I most likely wouldn't be here if my grandmother hadn't been allowed to stay in school. She was born to a family of several children and would have been required to quit school early on and help on the farm and care for her younger siblings. An education wasn't considered important for a girl.
She was born without fingers on her left hand. Her father thought she would never marry. He knew she would need to be able to support herself, so she was allowed to go to school. She graduated and became a teacher. She and the man who would become my grandfather wrote long letters back and forth before they were married. He had lost one of his legs when he was run over by a cart in Ireland.
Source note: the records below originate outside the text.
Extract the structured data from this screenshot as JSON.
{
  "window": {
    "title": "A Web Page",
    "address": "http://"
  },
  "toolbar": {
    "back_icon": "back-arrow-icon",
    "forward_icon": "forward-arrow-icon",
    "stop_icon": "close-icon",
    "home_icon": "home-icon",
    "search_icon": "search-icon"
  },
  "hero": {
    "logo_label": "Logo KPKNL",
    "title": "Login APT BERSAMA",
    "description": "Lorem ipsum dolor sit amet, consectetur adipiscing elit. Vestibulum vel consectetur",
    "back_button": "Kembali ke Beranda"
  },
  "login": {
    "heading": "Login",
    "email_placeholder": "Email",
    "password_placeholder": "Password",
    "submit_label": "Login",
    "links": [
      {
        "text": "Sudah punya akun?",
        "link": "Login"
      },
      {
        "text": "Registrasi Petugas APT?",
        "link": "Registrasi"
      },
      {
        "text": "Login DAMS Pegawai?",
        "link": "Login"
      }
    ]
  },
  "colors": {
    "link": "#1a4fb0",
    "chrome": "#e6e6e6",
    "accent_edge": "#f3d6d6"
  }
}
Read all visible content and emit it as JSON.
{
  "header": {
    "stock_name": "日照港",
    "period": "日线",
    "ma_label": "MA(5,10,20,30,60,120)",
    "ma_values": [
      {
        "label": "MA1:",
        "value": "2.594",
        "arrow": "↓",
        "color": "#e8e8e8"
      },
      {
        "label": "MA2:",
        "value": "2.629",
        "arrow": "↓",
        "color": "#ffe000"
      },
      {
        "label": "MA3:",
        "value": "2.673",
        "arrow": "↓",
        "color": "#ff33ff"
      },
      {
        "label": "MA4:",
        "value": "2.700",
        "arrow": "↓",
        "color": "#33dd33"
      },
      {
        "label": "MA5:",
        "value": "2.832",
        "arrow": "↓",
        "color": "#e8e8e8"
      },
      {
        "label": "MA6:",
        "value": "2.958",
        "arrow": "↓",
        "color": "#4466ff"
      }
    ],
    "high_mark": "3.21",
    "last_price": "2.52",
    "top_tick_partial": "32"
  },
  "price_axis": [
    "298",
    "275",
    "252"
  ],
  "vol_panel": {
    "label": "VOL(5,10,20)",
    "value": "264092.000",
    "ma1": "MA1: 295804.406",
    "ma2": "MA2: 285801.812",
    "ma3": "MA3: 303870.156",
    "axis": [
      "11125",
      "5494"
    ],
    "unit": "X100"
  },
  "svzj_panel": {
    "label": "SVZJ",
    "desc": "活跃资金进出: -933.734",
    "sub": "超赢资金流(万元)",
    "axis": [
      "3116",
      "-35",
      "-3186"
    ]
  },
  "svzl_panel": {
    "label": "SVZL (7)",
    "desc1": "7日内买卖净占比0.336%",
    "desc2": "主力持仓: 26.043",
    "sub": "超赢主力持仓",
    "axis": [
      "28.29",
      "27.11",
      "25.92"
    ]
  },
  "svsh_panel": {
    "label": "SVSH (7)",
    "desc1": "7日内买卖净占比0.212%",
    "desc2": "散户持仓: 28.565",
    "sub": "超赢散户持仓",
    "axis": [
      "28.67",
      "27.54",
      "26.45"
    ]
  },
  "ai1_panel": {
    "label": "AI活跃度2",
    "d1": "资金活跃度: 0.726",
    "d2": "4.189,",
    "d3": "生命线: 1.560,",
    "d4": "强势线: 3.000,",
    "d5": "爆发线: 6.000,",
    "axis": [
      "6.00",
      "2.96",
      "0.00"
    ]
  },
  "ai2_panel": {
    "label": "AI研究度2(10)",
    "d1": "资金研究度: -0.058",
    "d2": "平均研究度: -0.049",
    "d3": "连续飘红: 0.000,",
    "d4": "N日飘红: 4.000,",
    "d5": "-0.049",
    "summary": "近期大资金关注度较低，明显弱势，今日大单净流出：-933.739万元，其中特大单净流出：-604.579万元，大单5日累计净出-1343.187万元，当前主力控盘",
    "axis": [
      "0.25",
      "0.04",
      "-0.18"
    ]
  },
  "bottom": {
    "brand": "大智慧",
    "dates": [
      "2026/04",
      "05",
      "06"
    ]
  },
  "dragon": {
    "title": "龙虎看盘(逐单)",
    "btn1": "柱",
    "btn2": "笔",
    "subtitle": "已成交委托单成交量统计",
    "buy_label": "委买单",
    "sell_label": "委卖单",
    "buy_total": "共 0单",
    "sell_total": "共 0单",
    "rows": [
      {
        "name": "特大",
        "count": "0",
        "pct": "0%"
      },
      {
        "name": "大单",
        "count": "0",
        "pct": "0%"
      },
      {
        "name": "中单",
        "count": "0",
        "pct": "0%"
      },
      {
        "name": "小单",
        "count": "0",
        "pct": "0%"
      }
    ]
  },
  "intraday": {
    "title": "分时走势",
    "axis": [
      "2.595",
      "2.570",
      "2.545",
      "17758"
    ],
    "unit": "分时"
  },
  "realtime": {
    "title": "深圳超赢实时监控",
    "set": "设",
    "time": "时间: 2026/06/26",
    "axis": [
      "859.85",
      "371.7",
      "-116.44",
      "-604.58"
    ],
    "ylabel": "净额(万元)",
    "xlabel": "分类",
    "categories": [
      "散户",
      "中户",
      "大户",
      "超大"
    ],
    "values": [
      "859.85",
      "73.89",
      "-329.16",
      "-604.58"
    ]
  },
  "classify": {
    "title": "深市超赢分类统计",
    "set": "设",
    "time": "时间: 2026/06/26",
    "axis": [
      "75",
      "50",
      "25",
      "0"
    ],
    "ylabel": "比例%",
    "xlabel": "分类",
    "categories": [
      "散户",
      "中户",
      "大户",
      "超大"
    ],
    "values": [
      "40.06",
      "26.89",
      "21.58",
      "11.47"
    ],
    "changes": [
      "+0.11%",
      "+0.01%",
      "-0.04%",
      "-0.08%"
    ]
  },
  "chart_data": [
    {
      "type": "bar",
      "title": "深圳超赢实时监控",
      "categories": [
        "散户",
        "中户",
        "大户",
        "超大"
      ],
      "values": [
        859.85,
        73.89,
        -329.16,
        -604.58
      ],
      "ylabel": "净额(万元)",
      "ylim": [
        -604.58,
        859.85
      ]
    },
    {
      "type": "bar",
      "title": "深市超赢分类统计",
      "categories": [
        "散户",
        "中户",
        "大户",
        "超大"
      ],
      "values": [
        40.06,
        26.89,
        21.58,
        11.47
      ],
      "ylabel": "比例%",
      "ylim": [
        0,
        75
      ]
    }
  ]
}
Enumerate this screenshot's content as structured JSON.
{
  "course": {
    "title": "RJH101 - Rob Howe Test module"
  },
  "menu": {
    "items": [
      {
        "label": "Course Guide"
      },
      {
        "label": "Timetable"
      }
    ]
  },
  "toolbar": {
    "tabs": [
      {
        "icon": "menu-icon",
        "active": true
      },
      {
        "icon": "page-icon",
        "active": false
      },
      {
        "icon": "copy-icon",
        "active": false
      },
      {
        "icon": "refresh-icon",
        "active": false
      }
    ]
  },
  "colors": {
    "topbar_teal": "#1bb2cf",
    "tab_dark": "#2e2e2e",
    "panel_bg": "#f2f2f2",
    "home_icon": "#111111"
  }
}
I wish I had those letters, but I was lucky enough to have my grandma in my life until I was twenty. I loved that hand of hers, especially when I was a little girl. Instead of holding my hand, I held hers. It fit perfectly in my kid-sized hand.
I remember exactly what her watch looked like on her narrow wrist. But what I remember even more clearly is her voice. She couldn't carry a tune at all, but she sang out loudly from the church pew. I can remember the rise and fall of that wonderful voice as she recited her favorite poems to me. Poems she'd learned in school.
Thank you, Grandma, for teaching me the power of letters and words. And thank you, Andrea Davis Pinkney, for the power of The Red Pencil.